**PROBLEM TO WORK ON**
The data below should be retyped exactly, with the pictures left out.

(Records from a data source)
__________________________________________________

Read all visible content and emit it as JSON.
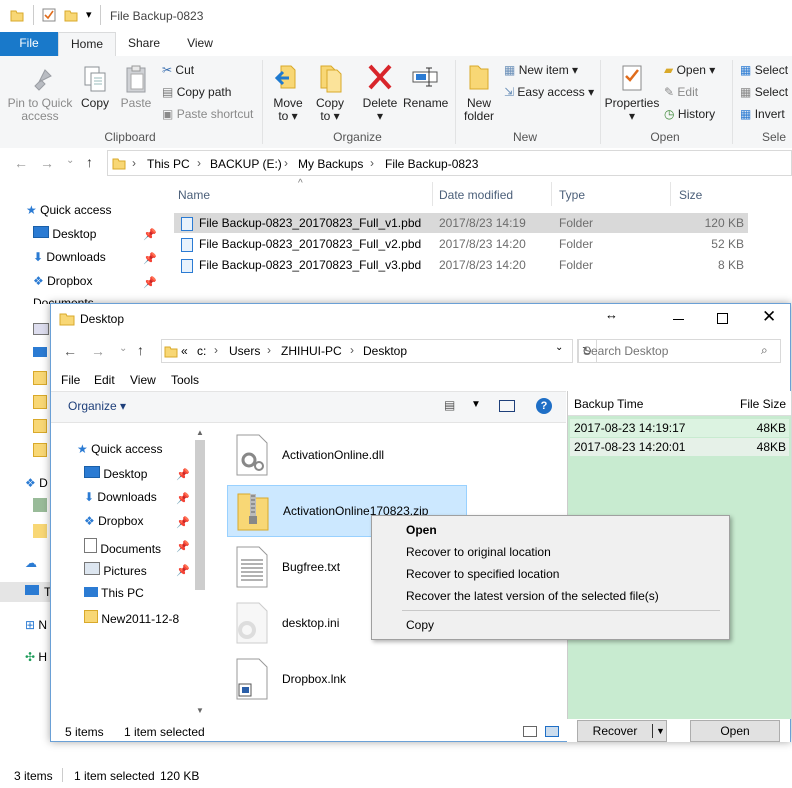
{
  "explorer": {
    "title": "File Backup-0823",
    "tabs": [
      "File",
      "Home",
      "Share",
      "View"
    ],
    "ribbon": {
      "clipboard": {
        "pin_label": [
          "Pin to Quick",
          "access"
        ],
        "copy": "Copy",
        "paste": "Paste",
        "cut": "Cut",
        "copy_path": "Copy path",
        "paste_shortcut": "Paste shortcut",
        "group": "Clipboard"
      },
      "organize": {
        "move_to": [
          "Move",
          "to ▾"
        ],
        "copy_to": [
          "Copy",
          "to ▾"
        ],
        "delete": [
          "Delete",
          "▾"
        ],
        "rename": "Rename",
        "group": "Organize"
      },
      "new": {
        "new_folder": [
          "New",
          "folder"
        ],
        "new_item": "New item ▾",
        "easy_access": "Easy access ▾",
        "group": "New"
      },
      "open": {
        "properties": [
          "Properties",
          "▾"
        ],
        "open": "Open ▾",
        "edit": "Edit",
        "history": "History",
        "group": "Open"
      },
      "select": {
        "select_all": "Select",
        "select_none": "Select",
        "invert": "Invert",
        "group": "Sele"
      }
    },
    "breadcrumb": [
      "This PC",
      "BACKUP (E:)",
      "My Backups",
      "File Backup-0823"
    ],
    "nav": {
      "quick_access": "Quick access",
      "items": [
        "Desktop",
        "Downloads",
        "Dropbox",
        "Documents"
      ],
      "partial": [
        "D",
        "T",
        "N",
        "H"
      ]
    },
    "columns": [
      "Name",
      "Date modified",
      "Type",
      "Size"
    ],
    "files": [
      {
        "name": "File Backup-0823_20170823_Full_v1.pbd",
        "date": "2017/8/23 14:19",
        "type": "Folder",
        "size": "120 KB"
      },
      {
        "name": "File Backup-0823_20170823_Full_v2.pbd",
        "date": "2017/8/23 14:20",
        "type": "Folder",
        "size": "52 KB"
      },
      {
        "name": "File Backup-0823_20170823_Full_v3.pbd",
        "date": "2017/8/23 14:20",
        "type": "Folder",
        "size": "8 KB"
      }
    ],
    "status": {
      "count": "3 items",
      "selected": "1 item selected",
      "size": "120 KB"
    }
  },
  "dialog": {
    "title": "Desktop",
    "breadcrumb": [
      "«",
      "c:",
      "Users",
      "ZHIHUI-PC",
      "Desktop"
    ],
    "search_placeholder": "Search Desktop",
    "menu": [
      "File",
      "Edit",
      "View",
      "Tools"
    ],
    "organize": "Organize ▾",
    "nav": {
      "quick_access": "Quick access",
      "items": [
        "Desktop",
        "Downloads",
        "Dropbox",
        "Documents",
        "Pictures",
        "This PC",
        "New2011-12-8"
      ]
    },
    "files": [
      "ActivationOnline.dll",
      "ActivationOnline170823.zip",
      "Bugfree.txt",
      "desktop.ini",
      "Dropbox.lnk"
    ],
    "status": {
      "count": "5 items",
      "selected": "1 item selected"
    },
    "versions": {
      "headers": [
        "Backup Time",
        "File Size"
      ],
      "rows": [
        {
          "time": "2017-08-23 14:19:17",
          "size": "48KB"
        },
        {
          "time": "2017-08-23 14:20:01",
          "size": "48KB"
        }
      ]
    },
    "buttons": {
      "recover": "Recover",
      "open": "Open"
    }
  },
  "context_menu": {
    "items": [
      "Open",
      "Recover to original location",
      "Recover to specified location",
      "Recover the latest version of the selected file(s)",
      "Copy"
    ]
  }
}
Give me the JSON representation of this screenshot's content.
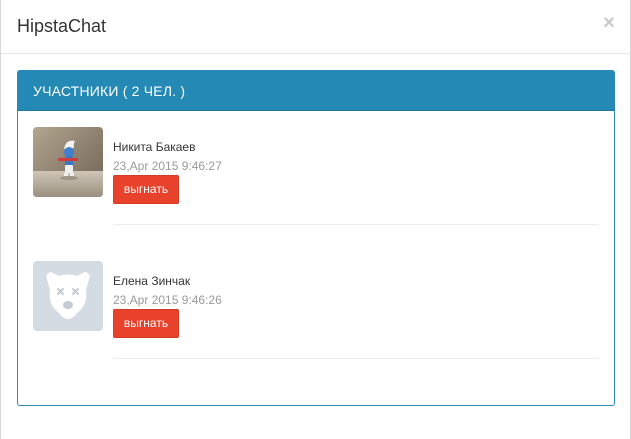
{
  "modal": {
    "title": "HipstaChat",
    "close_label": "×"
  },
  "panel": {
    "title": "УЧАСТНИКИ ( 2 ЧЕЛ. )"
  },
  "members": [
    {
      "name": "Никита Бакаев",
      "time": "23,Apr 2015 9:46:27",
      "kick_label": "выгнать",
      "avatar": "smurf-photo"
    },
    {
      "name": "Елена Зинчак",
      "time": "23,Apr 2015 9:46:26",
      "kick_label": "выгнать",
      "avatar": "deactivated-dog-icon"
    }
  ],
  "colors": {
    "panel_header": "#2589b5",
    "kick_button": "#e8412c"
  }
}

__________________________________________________

**PROBLEM SOLUTION**
Read all visible content and emit it as JSON.
{
  "explorer": {
    "title": "File Backup-0823",
    "tabs": [
      "File",
      "Home",
      "Share",
      "View"
    ],
    "ribbon": {
      "clipboard": {
        "pin_label": [
          "Pin to Quick",
          "access"
        ],
        "copy": "Copy",
        "paste": "Paste",
        "cut": "Cut",
        "copy_path": "Copy path",
        "paste_shortcut": "Paste shortcut",
        "group": "Clipboard"
      },
      "organize": {
        "move_to": [
          "Move",
          "to ▾"
        ],
        "copy_to": [
          "Copy",
          "to ▾"
        ],
        "delete": [
          "Delete",
          "▾"
        ],
        "rename": "Rename",
        "group": "Organize"
      },
      "new": {
        "new_folder": [
          "New",
          "folder"
        ],
        "new_item": "New item ▾",
        "easy_access": "Easy access ▾",
        "group": "New"
      },
      "open": {
        "properties": [
          "Properties",
          "▾"
        ],
        "open": "Open ▾",
        "edit": "Edit",
        "history": "History",
        "group": "Open"
      },
      "select": {
        "select_all": "Select",
        "select_none": "Select",
        "invert": "Invert",
        "group": "Sele"
      }
    },
    "breadcrumb": [
      "This PC",
      "BACKUP (E:)",
      "My Backups",
      "File Backup-0823"
    ],
    "nav": {
      "quick_access": "Quick access",
      "items": [
        "Desktop",
        "Downloads",
        "Dropbox",
        "Documents"
      ],
      "partial": [
        "D",
        "T",
        "N",
        "H"
      ]
    },
    "columns": [
      "Name",
      "Date modified",
      "Type",
      "Size"
    ],
    "files": [
      {
        "name": "File Backup-0823_20170823_Full_v1.pbd",
        "date": "2017/8/23 14:19",
        "type": "Folder",
        "size": "120 KB"
      },
      {
        "name": "File Backup-0823_20170823_Full_v2.pbd",
        "date": "2017/8/23 14:20",
        "type": "Folder",
        "size": "52 KB"
      },
      {
        "name": "File Backup-0823_20170823_Full_v3.pbd",
        "date": "2017/8/23 14:20",
        "type": "Folder",
        "size": "8 KB"
      }
    ],
    "status": {
      "count": "3 items",
      "selected": "1 item selected",
      "size": "120 KB"
    }
  },
  "dialog": {
    "title": "Desktop",
    "breadcrumb": [
      "«",
      "c:",
      "Users",
      "ZHIHUI-PC",
      "Desktop"
    ],
    "search_placeholder": "Search Desktop",
    "menu": [
      "File",
      "Edit",
      "View",
      "Tools"
    ],
    "organize": "Organize ▾",
    "nav": {
      "quick_access": "Quick access",
      "items": [
        "Desktop",
        "Downloads",
        "Dropbox",
        "Documents",
        "Pictures",
        "This PC",
        "New2011-12-8"
      ]
    },
    "files": [
      "ActivationOnline.dll",
      "ActivationOnline170823.zip",
      "Bugfree.txt",
      "desktop.ini",
      "Dropbox.lnk"
    ],
    "status": {
      "count": "5 items",
      "selected": "1 item selected"
    },
    "versions": {
      "headers": [
        "Backup Time",
        "File Size"
      ],
      "rows": [
        {
          "time": "2017-08-23 14:19:17",
          "size": "48KB"
        },
        {
          "time": "2017-08-23 14:20:01",
          "size": "48KB"
        }
      ]
    },
    "buttons": {
      "recover": "Recover",
      "open": "Open"
    }
  },
  "context_menu": {
    "items": [
      "Open",
      "Recover to original location",
      "Recover to specified location",
      "Recover the latest version of the selected file(s)",
      "Copy"
    ]
  }
}
Give me the JSON representation of this screenshot's content.
{
  "modal": {
    "title": "HipstaChat",
    "close_label": "×"
  },
  "panel": {
    "title": "УЧАСТНИКИ ( 2 ЧЕЛ. )"
  },
  "members": [
    {
      "name": "Никита Бакаев",
      "time": "23,Apr 2015 9:46:27",
      "kick_label": "выгнать",
      "avatar": "smurf-photo"
    },
    {
      "name": "Елена Зинчак",
      "time": "23,Apr 2015 9:46:26",
      "kick_label": "выгнать",
      "avatar": "deactivated-dog-icon"
    }
  ],
  "colors": {
    "panel_header": "#2589b5",
    "kick_button": "#e8412c"
  }
}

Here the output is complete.